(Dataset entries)
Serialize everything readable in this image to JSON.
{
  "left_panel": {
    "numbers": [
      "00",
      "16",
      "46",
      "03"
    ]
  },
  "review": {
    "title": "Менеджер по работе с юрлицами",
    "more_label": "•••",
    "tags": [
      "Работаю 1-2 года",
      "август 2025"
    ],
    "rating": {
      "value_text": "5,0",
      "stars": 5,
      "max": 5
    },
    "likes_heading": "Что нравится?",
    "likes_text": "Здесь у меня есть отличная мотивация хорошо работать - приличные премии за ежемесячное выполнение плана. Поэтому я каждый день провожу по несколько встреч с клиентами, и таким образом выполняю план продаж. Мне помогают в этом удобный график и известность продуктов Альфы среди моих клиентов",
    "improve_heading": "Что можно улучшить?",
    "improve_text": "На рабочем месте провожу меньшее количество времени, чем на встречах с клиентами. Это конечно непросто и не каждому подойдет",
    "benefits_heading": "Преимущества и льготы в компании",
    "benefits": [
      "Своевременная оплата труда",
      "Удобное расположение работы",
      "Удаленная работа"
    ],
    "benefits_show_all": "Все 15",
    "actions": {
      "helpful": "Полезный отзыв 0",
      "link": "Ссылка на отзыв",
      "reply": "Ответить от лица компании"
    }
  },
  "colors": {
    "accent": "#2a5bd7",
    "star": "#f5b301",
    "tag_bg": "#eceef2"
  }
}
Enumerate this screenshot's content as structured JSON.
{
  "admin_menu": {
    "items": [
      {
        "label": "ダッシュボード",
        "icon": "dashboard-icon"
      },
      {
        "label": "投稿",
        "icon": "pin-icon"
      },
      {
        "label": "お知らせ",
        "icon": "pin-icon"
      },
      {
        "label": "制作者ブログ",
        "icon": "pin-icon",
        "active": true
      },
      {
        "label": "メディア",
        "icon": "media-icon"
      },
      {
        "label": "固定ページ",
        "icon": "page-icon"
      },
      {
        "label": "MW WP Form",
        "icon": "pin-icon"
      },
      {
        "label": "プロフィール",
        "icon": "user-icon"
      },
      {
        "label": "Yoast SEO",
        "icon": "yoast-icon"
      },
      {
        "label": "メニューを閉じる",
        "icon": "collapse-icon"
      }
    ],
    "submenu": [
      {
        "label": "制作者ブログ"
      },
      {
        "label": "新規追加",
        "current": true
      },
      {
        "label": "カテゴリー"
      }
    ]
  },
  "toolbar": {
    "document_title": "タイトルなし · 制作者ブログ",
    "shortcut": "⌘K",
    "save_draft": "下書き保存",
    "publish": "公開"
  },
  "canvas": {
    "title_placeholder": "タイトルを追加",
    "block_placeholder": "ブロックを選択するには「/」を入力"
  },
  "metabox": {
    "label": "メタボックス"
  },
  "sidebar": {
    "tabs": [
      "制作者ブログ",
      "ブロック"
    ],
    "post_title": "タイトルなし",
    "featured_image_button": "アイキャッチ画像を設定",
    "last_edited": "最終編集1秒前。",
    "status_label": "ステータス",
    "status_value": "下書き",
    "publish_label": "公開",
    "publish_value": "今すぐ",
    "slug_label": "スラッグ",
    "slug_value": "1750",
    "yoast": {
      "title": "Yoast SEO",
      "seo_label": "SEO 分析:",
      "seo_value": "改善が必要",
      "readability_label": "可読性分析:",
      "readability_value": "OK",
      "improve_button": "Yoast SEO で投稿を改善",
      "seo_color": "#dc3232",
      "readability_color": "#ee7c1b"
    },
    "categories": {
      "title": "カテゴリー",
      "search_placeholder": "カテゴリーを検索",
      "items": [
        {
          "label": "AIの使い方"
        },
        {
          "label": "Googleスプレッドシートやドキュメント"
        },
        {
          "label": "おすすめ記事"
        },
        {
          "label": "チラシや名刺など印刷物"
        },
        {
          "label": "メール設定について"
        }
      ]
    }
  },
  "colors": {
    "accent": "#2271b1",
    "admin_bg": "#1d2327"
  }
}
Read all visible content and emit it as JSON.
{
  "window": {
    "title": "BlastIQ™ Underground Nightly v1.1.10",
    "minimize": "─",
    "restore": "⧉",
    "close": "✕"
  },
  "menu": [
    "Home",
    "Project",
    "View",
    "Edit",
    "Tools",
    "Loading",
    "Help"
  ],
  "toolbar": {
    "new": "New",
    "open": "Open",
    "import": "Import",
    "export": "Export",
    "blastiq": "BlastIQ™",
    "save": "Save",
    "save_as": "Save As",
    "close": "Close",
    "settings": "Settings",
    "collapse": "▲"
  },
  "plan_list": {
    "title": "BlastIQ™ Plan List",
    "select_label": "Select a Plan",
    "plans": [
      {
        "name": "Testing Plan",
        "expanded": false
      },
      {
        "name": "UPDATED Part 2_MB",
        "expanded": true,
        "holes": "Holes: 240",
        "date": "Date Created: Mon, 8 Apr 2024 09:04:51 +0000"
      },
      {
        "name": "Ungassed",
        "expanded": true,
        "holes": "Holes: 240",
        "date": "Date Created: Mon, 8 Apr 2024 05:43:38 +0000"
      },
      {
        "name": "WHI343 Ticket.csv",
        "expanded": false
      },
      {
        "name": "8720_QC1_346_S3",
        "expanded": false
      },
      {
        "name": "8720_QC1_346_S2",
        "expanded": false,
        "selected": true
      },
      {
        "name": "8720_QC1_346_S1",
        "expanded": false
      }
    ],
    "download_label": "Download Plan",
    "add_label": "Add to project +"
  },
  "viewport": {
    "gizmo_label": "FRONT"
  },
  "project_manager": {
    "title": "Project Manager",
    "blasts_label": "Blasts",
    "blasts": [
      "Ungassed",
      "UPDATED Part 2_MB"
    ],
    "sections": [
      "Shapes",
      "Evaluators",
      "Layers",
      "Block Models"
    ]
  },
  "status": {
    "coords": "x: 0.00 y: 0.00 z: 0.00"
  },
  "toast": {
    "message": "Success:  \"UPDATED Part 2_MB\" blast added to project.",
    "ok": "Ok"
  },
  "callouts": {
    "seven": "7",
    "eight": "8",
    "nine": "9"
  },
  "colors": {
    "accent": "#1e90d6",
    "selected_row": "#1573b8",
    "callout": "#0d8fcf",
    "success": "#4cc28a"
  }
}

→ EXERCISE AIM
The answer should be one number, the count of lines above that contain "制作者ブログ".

→ RESULT OF THIS EXERCISE
4